[[ Records supplied, beginning ]]
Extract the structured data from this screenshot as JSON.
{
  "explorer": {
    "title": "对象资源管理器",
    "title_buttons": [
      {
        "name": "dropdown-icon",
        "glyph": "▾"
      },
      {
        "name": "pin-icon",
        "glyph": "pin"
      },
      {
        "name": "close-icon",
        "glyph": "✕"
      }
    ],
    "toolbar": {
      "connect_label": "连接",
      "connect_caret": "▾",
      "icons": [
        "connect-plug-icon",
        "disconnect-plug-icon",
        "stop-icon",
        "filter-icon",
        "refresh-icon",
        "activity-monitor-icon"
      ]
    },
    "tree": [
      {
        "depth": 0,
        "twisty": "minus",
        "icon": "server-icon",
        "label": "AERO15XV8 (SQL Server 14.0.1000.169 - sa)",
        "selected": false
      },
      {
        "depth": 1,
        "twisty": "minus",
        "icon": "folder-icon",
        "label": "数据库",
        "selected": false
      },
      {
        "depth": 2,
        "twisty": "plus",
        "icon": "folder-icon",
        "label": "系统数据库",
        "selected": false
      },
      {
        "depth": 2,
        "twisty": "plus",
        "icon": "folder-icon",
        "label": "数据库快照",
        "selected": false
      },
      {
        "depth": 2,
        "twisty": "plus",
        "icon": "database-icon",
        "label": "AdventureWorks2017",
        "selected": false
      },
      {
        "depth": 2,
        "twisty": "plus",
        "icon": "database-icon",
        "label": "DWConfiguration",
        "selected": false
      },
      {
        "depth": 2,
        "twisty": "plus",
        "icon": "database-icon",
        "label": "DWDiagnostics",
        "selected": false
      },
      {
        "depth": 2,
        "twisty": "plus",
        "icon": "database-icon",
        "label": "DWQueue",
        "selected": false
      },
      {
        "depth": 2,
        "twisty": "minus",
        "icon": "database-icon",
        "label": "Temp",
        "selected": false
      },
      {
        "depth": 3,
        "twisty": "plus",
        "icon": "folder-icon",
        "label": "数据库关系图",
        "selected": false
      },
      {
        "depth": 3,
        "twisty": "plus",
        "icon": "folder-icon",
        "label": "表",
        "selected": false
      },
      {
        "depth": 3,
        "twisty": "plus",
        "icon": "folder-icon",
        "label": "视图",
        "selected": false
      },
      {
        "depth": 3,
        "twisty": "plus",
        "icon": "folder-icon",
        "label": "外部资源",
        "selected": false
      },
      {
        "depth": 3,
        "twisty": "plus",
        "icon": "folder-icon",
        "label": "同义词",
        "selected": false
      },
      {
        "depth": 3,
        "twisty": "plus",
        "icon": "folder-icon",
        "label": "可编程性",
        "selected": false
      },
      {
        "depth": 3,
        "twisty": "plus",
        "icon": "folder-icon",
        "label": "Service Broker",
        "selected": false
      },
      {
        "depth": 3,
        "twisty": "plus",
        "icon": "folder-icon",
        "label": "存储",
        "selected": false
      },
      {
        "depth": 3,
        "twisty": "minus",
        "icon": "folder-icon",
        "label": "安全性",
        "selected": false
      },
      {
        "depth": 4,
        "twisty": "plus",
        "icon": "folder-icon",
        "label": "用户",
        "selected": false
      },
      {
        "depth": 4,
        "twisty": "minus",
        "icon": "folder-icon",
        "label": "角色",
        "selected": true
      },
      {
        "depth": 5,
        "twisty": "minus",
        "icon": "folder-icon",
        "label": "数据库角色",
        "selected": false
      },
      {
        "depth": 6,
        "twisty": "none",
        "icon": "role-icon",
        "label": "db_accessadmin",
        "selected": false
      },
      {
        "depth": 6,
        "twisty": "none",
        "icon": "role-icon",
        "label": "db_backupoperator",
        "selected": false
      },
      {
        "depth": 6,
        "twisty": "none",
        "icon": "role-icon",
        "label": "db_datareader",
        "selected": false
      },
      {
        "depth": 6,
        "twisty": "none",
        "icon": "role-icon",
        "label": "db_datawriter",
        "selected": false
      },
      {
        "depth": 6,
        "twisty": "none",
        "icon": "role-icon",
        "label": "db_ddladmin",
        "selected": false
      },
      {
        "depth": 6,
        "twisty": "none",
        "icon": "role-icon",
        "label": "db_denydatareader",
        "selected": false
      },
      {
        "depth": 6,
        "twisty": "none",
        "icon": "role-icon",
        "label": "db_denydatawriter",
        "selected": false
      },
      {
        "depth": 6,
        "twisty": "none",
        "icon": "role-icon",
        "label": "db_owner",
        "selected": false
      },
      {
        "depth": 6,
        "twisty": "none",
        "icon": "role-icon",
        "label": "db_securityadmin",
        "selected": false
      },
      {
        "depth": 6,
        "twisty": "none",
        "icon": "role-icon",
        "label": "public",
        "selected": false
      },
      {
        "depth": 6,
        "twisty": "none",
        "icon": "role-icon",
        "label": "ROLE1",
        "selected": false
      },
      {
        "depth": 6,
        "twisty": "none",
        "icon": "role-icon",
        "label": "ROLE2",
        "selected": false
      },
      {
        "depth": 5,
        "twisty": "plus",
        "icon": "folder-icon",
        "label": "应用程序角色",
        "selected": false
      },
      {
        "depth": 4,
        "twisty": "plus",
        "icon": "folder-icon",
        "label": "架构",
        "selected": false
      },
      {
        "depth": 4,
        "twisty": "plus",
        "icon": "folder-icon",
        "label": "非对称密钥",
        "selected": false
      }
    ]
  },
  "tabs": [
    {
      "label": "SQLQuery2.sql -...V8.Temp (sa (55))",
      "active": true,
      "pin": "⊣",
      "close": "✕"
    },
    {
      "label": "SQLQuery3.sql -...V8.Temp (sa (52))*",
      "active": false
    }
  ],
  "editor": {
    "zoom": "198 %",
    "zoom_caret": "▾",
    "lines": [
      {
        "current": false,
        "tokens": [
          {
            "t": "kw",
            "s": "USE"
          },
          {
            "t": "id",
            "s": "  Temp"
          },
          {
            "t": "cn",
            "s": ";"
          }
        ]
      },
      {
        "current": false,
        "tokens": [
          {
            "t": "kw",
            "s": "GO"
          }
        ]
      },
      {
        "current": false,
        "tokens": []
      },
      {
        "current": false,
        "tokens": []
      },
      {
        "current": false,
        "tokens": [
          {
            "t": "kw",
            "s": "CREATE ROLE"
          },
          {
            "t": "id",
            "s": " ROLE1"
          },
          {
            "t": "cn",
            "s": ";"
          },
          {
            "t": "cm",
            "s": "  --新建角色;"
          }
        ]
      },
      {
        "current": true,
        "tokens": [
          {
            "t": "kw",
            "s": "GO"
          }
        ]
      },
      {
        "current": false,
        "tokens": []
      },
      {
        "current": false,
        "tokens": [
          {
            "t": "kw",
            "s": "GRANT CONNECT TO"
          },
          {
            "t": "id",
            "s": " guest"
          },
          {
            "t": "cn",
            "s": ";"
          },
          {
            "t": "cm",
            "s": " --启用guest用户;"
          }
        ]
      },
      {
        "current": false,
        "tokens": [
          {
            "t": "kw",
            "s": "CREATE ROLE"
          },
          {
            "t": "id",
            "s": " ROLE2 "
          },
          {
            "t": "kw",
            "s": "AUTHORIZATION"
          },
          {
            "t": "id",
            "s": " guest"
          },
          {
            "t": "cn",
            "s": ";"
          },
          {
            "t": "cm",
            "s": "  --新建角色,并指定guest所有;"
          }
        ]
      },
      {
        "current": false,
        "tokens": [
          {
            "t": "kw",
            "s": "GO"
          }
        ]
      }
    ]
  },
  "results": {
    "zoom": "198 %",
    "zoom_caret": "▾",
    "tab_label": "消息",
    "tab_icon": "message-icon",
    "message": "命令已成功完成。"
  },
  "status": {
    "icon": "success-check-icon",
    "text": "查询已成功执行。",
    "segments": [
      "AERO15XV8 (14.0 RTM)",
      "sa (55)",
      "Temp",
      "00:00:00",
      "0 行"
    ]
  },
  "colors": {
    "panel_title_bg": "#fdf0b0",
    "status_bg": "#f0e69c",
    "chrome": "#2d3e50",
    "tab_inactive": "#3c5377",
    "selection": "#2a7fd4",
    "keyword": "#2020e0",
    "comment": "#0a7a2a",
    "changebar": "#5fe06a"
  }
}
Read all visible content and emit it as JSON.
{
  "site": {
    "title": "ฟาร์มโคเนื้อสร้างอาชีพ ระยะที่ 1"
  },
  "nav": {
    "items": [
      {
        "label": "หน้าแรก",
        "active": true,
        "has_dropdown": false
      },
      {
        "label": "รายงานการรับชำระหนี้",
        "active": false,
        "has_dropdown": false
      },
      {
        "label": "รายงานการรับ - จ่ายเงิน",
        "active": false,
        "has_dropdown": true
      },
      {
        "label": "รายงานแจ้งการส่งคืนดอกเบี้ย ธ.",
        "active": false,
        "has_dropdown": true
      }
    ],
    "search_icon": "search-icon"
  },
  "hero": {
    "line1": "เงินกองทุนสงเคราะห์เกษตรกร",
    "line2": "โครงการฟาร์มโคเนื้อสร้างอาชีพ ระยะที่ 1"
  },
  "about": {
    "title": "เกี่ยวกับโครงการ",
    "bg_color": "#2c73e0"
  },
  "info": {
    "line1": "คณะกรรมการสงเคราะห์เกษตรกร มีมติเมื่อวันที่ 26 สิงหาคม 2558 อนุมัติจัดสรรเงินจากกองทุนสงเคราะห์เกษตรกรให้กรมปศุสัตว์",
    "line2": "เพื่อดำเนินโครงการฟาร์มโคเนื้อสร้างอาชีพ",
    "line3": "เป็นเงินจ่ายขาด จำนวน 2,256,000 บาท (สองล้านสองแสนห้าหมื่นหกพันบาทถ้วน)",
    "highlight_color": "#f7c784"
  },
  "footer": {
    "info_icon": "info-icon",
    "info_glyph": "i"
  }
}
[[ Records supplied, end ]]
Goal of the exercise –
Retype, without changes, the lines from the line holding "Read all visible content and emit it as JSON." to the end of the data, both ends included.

Output for this exercise –
Read all visible content and emit it as JSON.
{
  "site": {
    "title": "ฟาร์มโคเนื้อสร้างอาชีพ ระยะที่ 1"
  },
  "nav": {
    "items": [
      {
        "label": "หน้าแรก",
        "active": true,
        "has_dropdown": false
      },
      {
        "label": "รายงานการรับชำระหนี้",
        "active": false,
        "has_dropdown": false
      },
      {
        "label": "รายงานการรับ - จ่ายเงิน",
        "active": false,
        "has_dropdown": true
      },
      {
        "label": "รายงานแจ้งการส่งคืนดอกเบี้ย ธ.",
        "active": false,
        "has_dropdown": true
      }
    ],
    "search_icon": "search-icon"
  },
  "hero": {
    "line1": "เงินกองทุนสงเคราะห์เกษตรกร",
    "line2": "โครงการฟาร์มโคเนื้อสร้างอาชีพ ระยะที่ 1"
  },
  "about": {
    "title": "เกี่ยวกับโครงการ",
    "bg_color": "#2c73e0"
  },
  "info": {
    "line1": "คณะกรรมการสงเคราะห์เกษตรกร มีมติเมื่อวันที่ 26 สิงหาคม 2558 อนุมัติจัดสรรเงินจากกองทุนสงเคราะห์เกษตรกรให้กรมปศุสัตว์",
    "line2": "เพื่อดำเนินโครงการฟาร์มโคเนื้อสร้างอาชีพ",
    "line3": "เป็นเงินจ่ายขาด จำนวน 2,256,000 บาท (สองล้านสองแสนห้าหมื่นหกพันบาทถ้วน)",
    "highlight_color": "#f7c784"
  },
  "footer": {
    "info_icon": "info-icon",
    "info_glyph": "i"
  }
}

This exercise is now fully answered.